Not-So-Secret (Change) Agents

A team of 25 evangelists, strategists, and technologists helps British Telecom’s biggest customers — as well as BT itself — get ready for the digital future. Fast.

You’ve fired three of your brightest employees — one day before their options vest. Why you fired them is irrelevant. What matters now is that they’re bent on destroying you. When it comes to using the Web to reinvent your business, they know your every weakness and worry. And they’ve vowed to take you apart piece by piece.


It’s a nightmare scenario. It’s also a “war-gaming” exercise that the Communications Consultancy Group (C2G) , a team of change agents inside British Telecommunications (BT) , uses to persuade change-resistant companies to get with the Web program. “Companies can do three things” in response to new technologies, argues Peter Cochrane, 54, BT’s chief technologist, who heads up C2G. “They can ignore the threat, they can build a defense against it, or they can create a new organization that will supercede the old one.
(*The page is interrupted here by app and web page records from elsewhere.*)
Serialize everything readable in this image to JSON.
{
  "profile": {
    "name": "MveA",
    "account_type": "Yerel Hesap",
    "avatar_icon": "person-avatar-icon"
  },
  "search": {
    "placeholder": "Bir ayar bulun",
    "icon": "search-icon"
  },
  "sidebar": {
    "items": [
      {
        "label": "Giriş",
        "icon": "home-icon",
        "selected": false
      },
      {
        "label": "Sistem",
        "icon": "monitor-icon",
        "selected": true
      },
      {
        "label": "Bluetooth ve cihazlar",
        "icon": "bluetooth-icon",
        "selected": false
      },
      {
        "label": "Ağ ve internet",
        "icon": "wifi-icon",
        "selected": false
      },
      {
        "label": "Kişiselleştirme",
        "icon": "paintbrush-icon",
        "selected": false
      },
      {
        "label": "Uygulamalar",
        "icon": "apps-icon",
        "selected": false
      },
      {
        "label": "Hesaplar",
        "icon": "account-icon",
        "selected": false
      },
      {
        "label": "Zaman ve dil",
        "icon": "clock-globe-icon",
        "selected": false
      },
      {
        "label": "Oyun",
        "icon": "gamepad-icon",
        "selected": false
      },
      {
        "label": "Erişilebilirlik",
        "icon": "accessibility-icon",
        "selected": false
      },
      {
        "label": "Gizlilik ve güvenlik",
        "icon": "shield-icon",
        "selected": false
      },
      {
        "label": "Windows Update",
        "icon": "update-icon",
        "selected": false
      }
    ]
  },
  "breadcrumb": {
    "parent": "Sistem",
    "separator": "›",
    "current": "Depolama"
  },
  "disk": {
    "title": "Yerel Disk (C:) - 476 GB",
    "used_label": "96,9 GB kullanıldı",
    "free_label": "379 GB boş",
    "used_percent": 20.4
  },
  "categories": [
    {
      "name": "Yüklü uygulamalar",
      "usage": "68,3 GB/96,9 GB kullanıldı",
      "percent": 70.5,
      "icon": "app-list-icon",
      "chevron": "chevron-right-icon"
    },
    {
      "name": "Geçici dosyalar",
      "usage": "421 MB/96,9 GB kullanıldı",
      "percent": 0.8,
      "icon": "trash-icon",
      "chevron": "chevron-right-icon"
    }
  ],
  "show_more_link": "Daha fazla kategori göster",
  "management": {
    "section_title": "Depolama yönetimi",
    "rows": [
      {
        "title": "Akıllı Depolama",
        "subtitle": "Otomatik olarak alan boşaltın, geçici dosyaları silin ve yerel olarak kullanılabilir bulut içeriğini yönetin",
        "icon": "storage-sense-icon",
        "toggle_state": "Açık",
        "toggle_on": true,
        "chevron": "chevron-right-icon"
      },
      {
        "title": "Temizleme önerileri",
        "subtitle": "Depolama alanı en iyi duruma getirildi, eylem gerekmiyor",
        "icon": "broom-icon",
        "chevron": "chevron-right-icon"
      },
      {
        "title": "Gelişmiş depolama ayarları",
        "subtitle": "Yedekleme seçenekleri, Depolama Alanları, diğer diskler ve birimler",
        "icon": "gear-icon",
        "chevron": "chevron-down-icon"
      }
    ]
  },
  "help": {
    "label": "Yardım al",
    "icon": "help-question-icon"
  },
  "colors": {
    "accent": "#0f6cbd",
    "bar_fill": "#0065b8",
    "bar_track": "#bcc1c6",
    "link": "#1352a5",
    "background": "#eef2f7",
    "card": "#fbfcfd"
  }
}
Our advice is to build the child that will eat the parent.”

C2G is an autonomous, unfettered, mobile team of 25 e-commerce evangelists, strategists, and technologists. Its objective is twofold: to push BT’s operations into a profitable future, and to alert BT’s customers to the impact of digital technology. The C2G arsenal includes market forecasting, business modeling, and executive coaching. But its initial efforts usually involve a day’s worth of war-gaming, along with a technology showcase. “We like to shock people into action,” says Graham Cosier, 46, Cochrane’s deputy. And the emphasis is on shock: “We go in and out fast,” says Dipak Patel, 24, a prodigy whose title with C2G is Young Jedi. “We’ll usually have a draft of a report completed by the end of the first day.”

Less than two years after its launch, C2G has earned a reputation for fast-track performance, particularly in the financial-services world. For example, the Chicago Board of Trade has taken C2G’s advice on how wearable computers are likely to change the dynamics of life in the trading pits. Within BT, C2G’s biggest success so far has been to boost the revenues of one unit by more than 60%, to $1.8 billion.

Yet C2G represents only the first phase of Cochrane’s experiment in reincarnation. He has persuaded BT to create an incubator fund, and he wants to turn the company’s campus in Ipswich, England into a breeding ground for local ventures sparked by BT employees. “I’ve instructed everyone on my staff to start a company on the weekends,” says Cochrane, who is himself a startup vet, with 15 companies on his résumé. “I want a community where people are free to move from BT to a startup and then back again,” he says. “Technology helps people catch a vision of the future, but if C2G has taught me anything, it’s that the future is about people, not technology.”

Ian Wylie (, a Fast Company contributing editor, is based in London and in Newcastle Upon Tyne, England. Contact Peter Cochrane by email (